Just exactly what is cream of tartar that makes it so magical? Technically, it’s an acid—specifically, tartaric acid. It’s a byproduct of wine production, the residue left on the barrels, actually. Most commonly, cream of tartar is used as a leavener, because when it’s combined with baking soda, together they produce carbon dioxide gas. That’s the same gas that’s produced by yeast in bread baking. When it’s added to egg whites, it boosts the strength of the individual air bubbles and slows down their natural tendency to deflate. And when added to simple syrup, it prevents sugar’s natural tendency to re-bond and form crystals.
But if you don’t have it in your pantry and your recipe calls for it, just substitute fresh lemon juice or white vinegar for the cream of tartar. For every 1/2 teaspoon of cream of tartar in the recipe, use 1 teaspoon lemon juice or white vinegar. As an example, if your cookie recipe calls for 1 teaspoon baking soda, add 2 teaspoons lemon juice instead of the cream of tartar. If your simple syrup recipe asks for 1/8 teaspoon cream of tartar, use 3-4 drops of lemon juice. And for the whipping egg whites? Add 1/2 teaspoon lemon juice per egg white.

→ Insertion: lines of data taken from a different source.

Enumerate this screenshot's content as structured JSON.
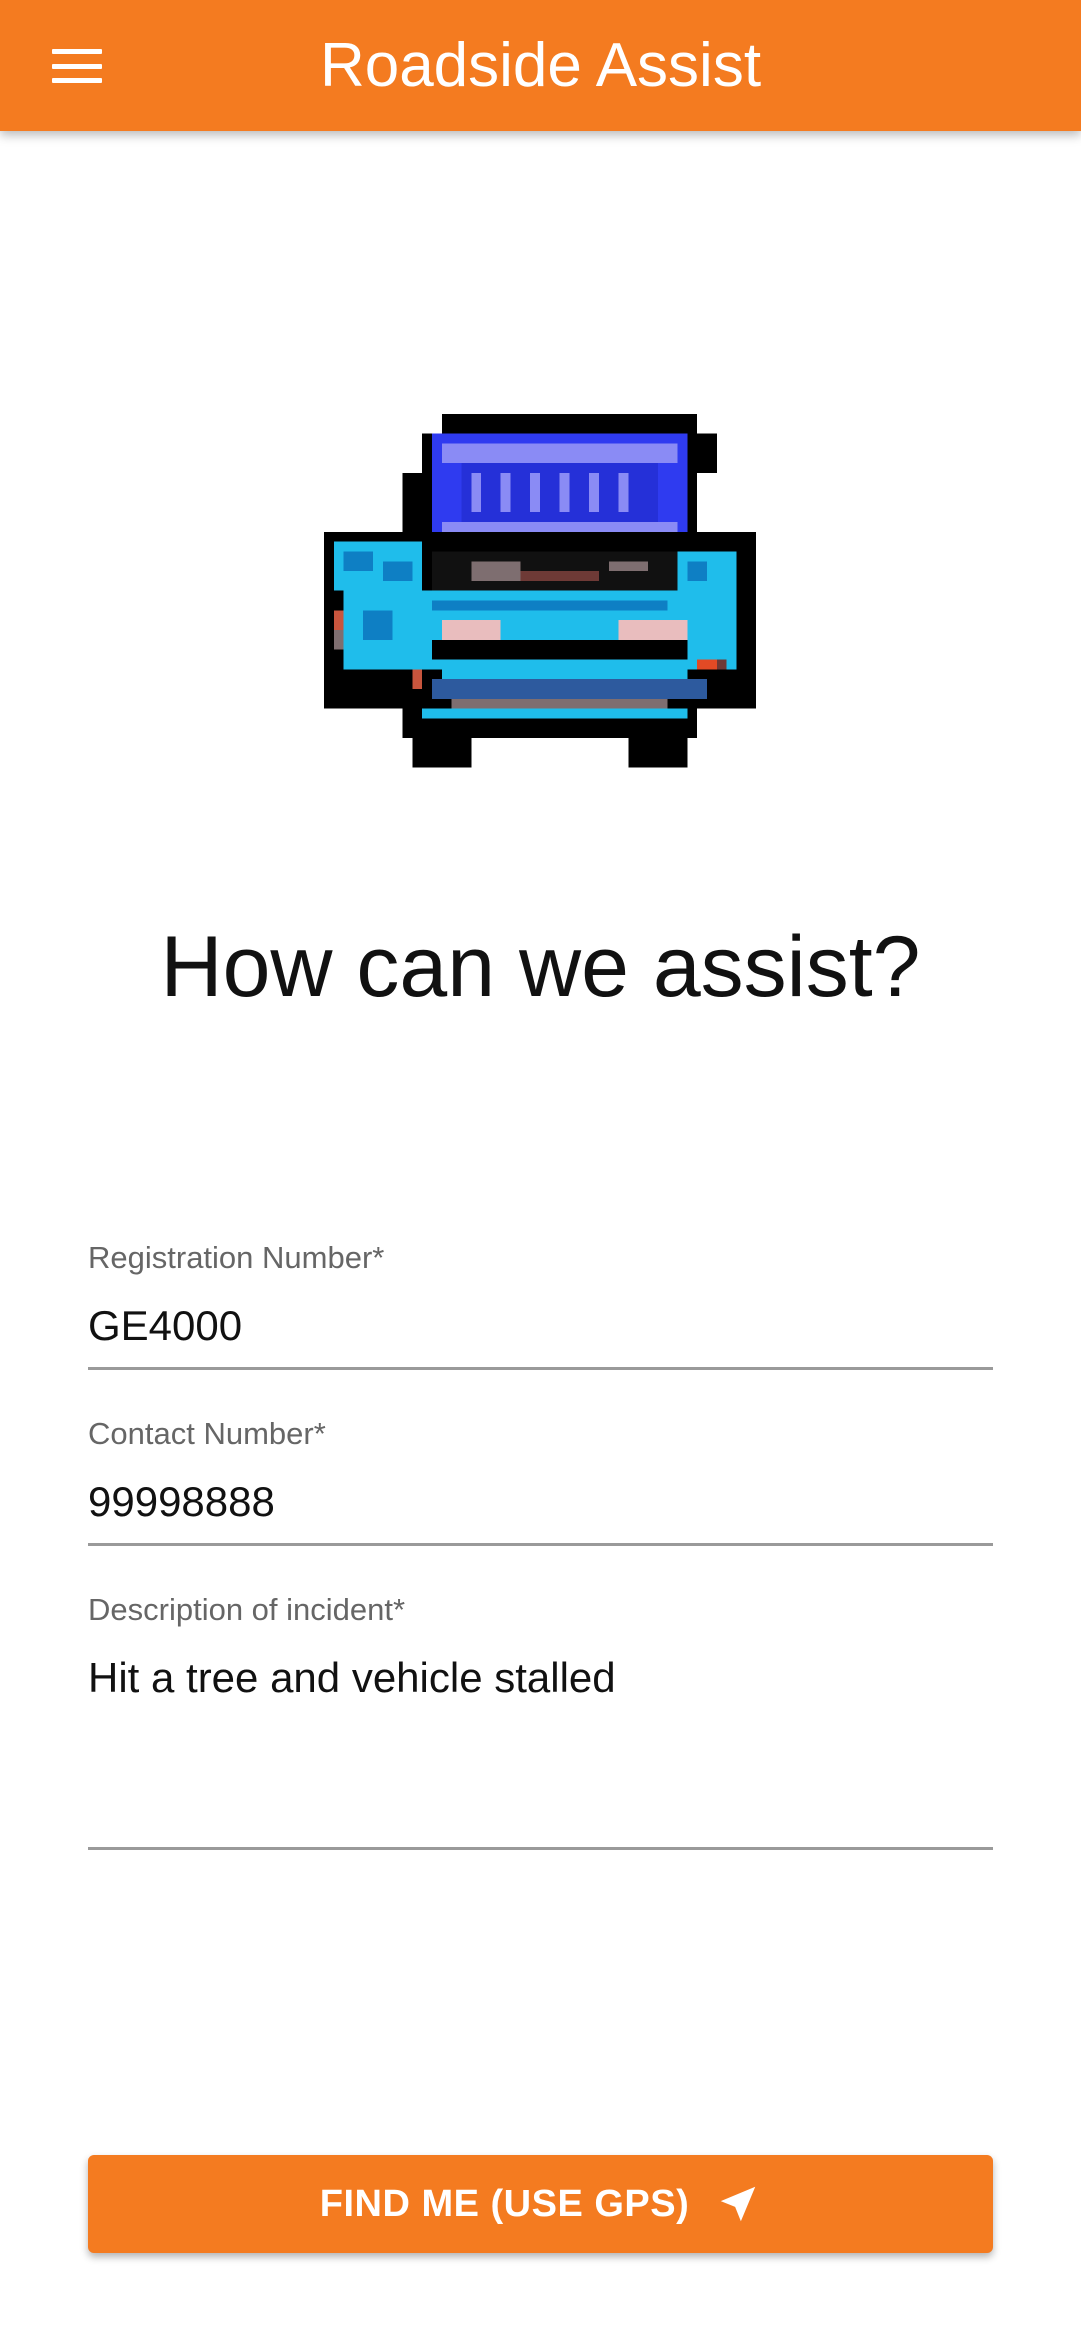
{
  "header": {
    "title": "Roadside Assist",
    "menu_icon": "hamburger-menu-icon"
  },
  "hero": {
    "image": "pixel-art-broken-car-hood-open",
    "heading": "How can we assist?"
  },
  "form": {
    "registration": {
      "label": "Registration Number*",
      "value": "GE4000"
    },
    "contact": {
      "label": "Contact Number*",
      "value": "99998888"
    },
    "description": {
      "label": "Description of incident*",
      "value": "Hit a tree and vehicle stalled"
    }
  },
  "actions": {
    "gps_button_label": "FIND ME (USE GPS)",
    "gps_icon": "navigation-arrow-icon"
  },
  "colors": {
    "accent": "#F47B20",
    "text": "#111111",
    "label": "#666666",
    "underline": "#9a9a9a"
  }
}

The results will be so close, you probably won’t notice the substitution.